(MATERIAL FOR THIS EXERCISE)
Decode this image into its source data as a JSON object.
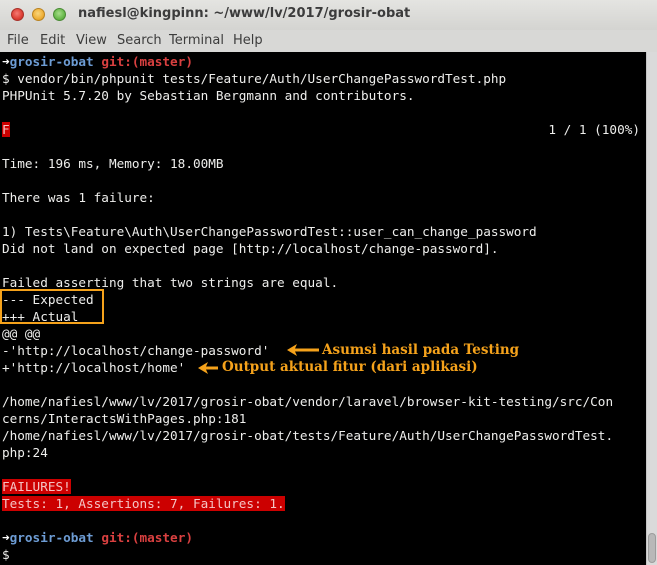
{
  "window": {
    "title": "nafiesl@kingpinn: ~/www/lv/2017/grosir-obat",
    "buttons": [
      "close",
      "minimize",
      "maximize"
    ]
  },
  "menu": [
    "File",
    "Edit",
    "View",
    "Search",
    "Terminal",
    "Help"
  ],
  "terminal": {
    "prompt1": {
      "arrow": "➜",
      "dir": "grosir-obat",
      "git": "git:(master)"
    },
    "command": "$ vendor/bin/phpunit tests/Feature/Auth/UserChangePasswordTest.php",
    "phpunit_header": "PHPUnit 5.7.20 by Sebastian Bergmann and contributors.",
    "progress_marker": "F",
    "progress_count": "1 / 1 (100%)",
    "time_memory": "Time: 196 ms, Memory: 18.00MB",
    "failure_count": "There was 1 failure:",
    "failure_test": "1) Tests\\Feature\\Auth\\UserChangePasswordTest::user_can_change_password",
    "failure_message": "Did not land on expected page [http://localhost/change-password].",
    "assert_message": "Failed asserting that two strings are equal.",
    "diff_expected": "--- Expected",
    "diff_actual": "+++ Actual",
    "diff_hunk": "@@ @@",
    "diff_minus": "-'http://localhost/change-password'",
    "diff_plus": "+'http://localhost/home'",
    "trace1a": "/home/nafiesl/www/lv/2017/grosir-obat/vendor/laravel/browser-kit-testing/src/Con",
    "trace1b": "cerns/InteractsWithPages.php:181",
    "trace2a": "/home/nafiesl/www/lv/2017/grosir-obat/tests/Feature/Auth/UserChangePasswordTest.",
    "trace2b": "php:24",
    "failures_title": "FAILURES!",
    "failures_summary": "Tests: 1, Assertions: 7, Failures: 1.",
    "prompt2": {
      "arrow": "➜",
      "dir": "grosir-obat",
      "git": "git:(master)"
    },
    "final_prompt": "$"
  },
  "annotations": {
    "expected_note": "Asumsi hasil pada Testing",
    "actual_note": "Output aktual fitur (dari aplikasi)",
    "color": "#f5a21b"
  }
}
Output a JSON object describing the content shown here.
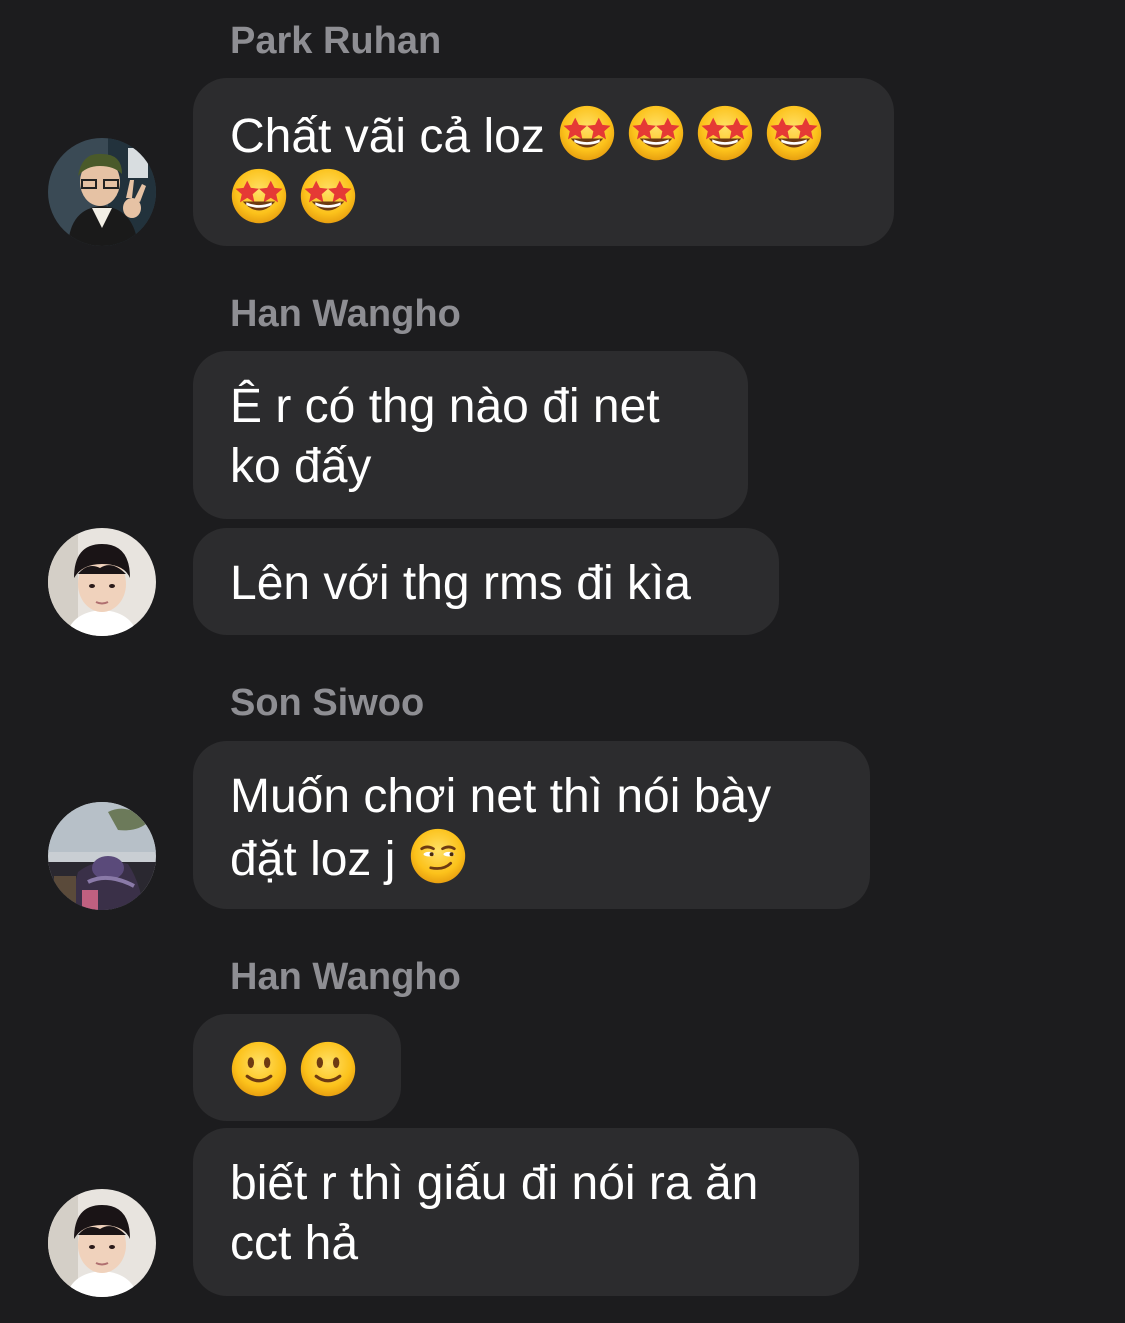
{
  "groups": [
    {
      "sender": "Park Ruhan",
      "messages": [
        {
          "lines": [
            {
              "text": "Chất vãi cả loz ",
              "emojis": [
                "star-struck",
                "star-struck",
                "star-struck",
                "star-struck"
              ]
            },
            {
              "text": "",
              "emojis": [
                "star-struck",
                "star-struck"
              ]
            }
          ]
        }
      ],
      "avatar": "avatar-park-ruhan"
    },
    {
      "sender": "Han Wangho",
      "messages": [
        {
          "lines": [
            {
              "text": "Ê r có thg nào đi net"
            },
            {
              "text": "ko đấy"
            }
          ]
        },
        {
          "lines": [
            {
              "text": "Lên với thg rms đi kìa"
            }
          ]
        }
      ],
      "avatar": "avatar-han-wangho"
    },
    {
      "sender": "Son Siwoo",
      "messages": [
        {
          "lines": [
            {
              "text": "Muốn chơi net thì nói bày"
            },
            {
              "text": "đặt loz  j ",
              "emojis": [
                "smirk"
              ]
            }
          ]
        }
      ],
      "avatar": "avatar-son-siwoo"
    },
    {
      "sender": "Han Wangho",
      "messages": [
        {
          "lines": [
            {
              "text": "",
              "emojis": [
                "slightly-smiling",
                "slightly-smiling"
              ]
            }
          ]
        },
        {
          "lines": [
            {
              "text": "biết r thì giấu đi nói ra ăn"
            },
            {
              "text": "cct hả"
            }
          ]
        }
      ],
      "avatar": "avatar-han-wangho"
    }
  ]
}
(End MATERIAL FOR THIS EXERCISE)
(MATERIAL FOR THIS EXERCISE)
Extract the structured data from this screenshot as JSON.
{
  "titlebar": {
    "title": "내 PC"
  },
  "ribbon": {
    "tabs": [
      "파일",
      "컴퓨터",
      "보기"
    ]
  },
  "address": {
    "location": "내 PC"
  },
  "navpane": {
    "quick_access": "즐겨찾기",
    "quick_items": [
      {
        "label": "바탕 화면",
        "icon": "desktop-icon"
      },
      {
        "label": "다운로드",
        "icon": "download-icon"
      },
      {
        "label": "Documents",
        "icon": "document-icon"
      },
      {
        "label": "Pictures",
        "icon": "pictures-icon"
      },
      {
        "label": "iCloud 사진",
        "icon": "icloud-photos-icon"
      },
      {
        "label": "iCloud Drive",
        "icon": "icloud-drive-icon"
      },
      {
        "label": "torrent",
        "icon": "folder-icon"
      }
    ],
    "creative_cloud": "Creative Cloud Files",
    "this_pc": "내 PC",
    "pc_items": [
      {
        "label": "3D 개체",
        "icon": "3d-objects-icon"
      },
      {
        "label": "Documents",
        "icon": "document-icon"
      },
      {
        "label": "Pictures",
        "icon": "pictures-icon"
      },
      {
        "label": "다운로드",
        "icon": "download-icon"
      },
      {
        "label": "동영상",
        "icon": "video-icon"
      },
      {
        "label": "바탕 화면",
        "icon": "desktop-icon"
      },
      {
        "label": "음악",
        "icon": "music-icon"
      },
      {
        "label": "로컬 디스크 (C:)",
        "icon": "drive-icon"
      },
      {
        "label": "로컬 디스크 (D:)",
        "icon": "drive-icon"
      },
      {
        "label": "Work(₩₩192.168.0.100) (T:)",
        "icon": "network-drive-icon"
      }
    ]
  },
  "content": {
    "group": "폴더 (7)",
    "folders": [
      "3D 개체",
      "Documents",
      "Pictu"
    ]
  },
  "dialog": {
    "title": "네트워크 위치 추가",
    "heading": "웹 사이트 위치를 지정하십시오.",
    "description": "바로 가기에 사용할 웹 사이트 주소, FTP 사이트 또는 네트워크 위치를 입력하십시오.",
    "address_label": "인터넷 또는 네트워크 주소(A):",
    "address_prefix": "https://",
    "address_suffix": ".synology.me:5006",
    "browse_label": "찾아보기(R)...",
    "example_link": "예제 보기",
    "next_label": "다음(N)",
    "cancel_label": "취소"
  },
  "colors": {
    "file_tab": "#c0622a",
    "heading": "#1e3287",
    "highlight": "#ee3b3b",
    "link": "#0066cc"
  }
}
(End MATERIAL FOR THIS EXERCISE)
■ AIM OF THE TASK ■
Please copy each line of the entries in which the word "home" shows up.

■ SOLUTION FOR THIS PROBLEM ■
    "diff_plus": "+'http://localhost/home'",
    "trace1a": "/home/nafiesl/www/lv/2017/grosir-obat/vendor/laravel/browser-kit-testing/src/Con",
    "trace2a": "/home/nafiesl/www/lv/2017/grosir-obat/tests/Feature/Auth/UserChangePasswordTest.",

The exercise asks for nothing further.